* **REQUIREMENT**: Counting every line in the entries below where the word "placeholder" occurs, report how many there are. Give only that number.
============
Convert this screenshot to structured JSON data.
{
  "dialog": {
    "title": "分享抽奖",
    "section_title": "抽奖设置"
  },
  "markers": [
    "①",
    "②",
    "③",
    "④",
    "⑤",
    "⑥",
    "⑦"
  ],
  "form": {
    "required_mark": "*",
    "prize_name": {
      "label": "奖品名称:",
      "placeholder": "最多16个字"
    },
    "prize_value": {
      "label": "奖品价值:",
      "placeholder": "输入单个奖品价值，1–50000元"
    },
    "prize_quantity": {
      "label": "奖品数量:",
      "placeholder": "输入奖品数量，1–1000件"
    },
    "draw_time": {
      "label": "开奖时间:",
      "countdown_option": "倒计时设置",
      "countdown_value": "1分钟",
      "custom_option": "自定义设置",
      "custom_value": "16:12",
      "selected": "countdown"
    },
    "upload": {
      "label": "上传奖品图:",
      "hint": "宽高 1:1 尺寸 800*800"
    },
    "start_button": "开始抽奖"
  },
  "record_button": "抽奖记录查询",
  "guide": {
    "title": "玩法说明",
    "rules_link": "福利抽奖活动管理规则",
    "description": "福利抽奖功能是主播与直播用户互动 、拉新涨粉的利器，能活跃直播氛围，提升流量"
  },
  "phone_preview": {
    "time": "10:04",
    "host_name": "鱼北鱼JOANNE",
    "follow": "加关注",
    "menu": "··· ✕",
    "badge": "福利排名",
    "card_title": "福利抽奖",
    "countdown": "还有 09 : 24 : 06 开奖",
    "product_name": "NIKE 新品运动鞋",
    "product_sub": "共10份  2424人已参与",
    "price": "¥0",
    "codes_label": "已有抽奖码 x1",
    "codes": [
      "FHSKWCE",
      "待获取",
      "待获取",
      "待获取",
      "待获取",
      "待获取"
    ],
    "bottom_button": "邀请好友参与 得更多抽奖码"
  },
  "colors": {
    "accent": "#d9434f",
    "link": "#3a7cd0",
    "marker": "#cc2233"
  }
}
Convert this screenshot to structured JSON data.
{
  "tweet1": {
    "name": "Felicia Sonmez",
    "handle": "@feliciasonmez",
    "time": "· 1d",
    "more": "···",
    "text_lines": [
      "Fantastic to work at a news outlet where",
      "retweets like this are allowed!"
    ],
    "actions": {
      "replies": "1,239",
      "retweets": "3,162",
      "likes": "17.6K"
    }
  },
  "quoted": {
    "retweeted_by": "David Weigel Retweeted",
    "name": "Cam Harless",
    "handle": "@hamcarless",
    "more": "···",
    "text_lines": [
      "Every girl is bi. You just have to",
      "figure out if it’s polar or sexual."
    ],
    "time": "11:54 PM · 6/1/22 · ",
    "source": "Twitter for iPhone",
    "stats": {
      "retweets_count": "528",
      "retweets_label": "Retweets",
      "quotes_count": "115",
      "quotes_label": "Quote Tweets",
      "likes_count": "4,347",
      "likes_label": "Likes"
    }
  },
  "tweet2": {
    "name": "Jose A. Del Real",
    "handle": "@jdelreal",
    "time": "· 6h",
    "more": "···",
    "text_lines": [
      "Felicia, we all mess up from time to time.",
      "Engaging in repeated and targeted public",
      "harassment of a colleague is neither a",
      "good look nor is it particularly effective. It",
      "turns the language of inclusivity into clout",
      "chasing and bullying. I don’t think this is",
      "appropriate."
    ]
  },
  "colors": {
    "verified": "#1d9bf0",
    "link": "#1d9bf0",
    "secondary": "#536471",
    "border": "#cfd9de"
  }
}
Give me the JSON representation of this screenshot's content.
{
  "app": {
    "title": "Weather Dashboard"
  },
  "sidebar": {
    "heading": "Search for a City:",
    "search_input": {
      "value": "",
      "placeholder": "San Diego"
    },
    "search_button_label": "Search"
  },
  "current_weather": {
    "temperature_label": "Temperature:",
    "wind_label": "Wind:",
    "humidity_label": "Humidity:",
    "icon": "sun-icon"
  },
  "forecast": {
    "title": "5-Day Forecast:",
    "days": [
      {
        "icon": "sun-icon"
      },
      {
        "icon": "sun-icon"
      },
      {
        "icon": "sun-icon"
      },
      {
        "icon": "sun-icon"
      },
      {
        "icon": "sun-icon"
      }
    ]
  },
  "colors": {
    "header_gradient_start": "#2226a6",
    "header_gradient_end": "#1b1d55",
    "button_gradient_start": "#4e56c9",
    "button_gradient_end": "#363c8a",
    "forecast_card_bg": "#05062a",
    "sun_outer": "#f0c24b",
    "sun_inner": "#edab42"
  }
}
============
* **EXERCISE ANSWER**: 4